BY Micah L. Sifry | Thursday, January 29 2015

Blogrolling

  • CBC News, in collaboration with the Intercept, reports on the most recent revelation from the Snowden archive: Canada's electronic spy agency tracks millions of downloads daily as part of their program "Levitation."

  • Related: How to leak to the Intercept, by its security expert Micah Lee.

  • Correction: Yesterday I had the wrong link to Darren Samuelsohn's report in Politico about the shake-ups in the RNC's digital team. Here's the right one.

  • There's renewed urgency behind writing regulations governing the civilian use of drones now that one has crashed onto the White House lawn, Julian Hattem reports for The Hill.

  • Yay, Andrew Sullivan has decided to stop blogging!

  • While I won't miss Sullivan's voice, your mileage may vary. The larger news in Sullivan's announcement is captured well by Ben Smith, the editor in chief of BuzzFeed, who made the leap from conventional reporting to political blogging back in the mid-aughts. Read the whole thing--and then remember that he's talking about the evolution of political blogosphere, which has been reconquered by the marketplace, not all blogs.
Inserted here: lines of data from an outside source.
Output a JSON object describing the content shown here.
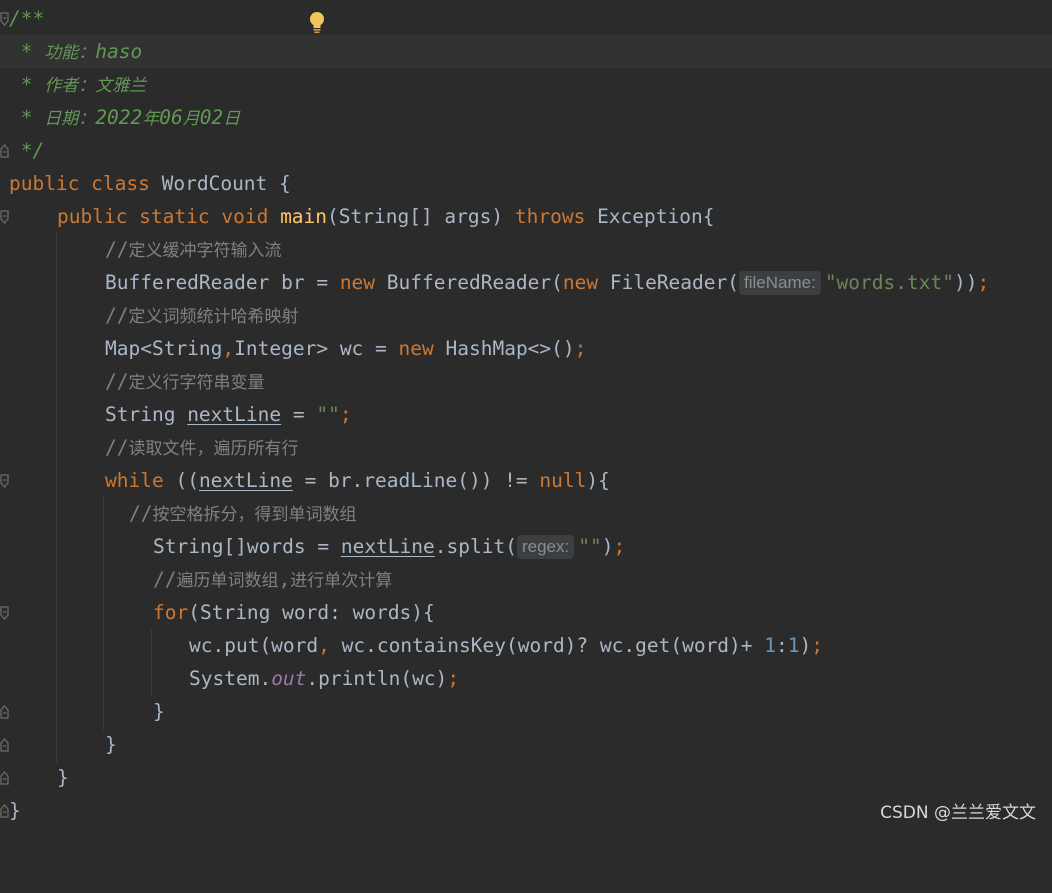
{
  "editor": {
    "language": "Java",
    "colors": {
      "background": "#2b2b2b",
      "current_line": "#323232",
      "keyword": "#cc7832",
      "function": "#ffc66d",
      "string": "#6a8759",
      "number": "#6897bb",
      "doc_comment": "#629755",
      "comment": "#808080",
      "static_field": "#9876aa",
      "text": "#a9b7c6"
    },
    "lines": {
      "l1": {
        "a": "/**"
      },
      "l2": {
        "a": " * ",
        "b": "功能：",
        "c": "haso"
      },
      "l3": {
        "a": " * ",
        "b": "作者：文雅兰"
      },
      "l4": {
        "a": " * ",
        "b": "日期：",
        "c": "2022",
        "d": "年",
        "e": "06",
        "f": "月",
        "g": "02",
        "h": "日"
      },
      "l5": {
        "a": " */"
      },
      "l6": {
        "a": "public class ",
        "b": "WordCount {"
      },
      "l7": {
        "a": "public static void ",
        "b": "main",
        "c": "(String[] args) ",
        "d": "throws ",
        "e": "Exception{"
      },
      "l8": {
        "a": "//",
        "b": "定义缓冲字符输入流"
      },
      "l9": {
        "a": "BufferedReader br = ",
        "b": "new ",
        "c": "BufferedReader(",
        "d": "new ",
        "e": "FileReader(",
        "hint": "fileName:",
        "f": "\"words.txt\"",
        "g": "))",
        "h": ";"
      },
      "l10": {
        "a": "//",
        "b": "定义词频统计哈希映射"
      },
      "l11": {
        "a": "Map<String",
        "b": ",",
        "c": "Integer> wc = ",
        "d": "new ",
        "e": "HashMap<>()",
        "f": ";"
      },
      "l12": {
        "a": "//",
        "b": "定义行字符串变量"
      },
      "l13": {
        "a": "String ",
        "b": "nextLine",
        "c": " = ",
        "d": "\"\"",
        "e": ";"
      },
      "l14": {
        "a": "//",
        "b": "读取文件，遍历所有行"
      },
      "l15": {
        "a": "while ",
        "b": "((",
        "c": "nextLine",
        "d": " = br.readLine()) != ",
        "e": "null",
        "f": "){"
      },
      "l16": {
        "a": "//",
        "b": "按空格拆分，得到单词数组"
      },
      "l17": {
        "a": "String[]words = ",
        "b": "nextLine",
        "c": ".split(",
        "hint": "regex:",
        "d": "\"\"",
        "e": ")",
        "f": ";"
      },
      "l18": {
        "a": "//",
        "b": "遍历单词数组",
        "c": ",",
        "d": "进行单次计算"
      },
      "l19": {
        "a": "for",
        "b": "(String word: words){"
      },
      "l20": {
        "a": "wc.put(word",
        "b": ", ",
        "c": "wc.containsKey(word)? wc.get(word)+ ",
        "d": "1",
        "e": ":",
        "f": "1",
        "g": ")",
        "h": ";"
      },
      "l21": {
        "a": "System.",
        "b": "out",
        "c": ".println(wc)",
        "d": ";"
      },
      "l22": {
        "a": "}"
      },
      "l23": {
        "a": "}"
      },
      "l24": {
        "a": "}"
      },
      "l25": {
        "a": "}"
      }
    }
  },
  "icons": {
    "intention": "lightbulb-icon",
    "fold": "fold-marker-icon"
  },
  "watermark": {
    "text": "CSDN @兰兰爱文文"
  }
}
  • White House CTO Megan Smith is hard at work promoting digital innovation inside government and recruiting talent, reports Jack Moore of Nextgov. Speaking at the "State of the Net" conference Tuesday in DC, she said, "We are the country that created Amazon, you know, Jeff Bezos and his team. We're the country that created Facebook and Twitter and created the Internet. Why shouldn't the websites and the mobile services and the way that we do customer service with the American people from the government -- why shouldn't it be that good?”
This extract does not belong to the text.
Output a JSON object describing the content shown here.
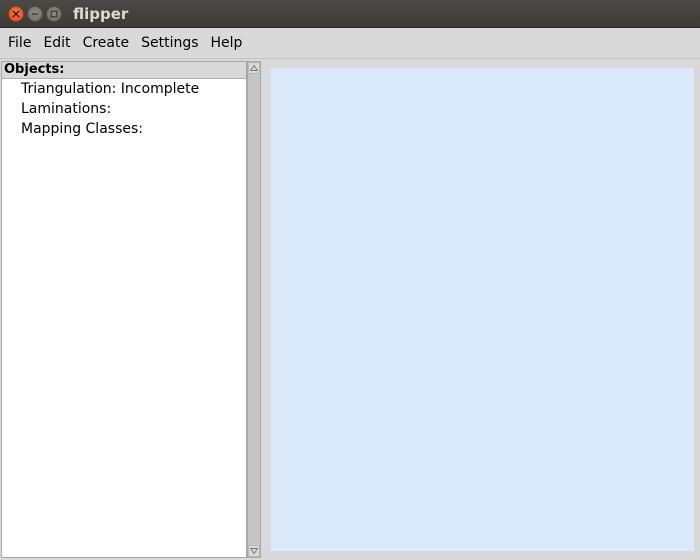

  • Related: NPR covers 18F.

  • Big Data for good: Maura Ewing reports for NextCity on how the nonprofit data analytics firm SumAll is trying to help NYC social service agencies figure out who is at risk of becoming homeless among the 200,000 households a year that receive an eviction notice. SumAll has developed a tool that uses court records, shelter history and demographic information like education level, employment status, age and past interaction with the foster care system to zero in on the most concerning cases. A pilot program in Brooklyn increased the number of families that got connected with eviction prevention services by 50%, keeping 65 families from ending up in a shelter, she reports.

  • Over at The Atlantic, Tim Hwang and Karen Levy explore how metaphors about big data have policy implications.

  • MySociety is letting go of some old websites in order to focus on its most successful platforms and new projects, and it's offering those puppies to prospective adopters. Among the babies they've decided to orphan: PledgeBank, FixMyTransport and ScenicOrNot. Please help them find homes for these children.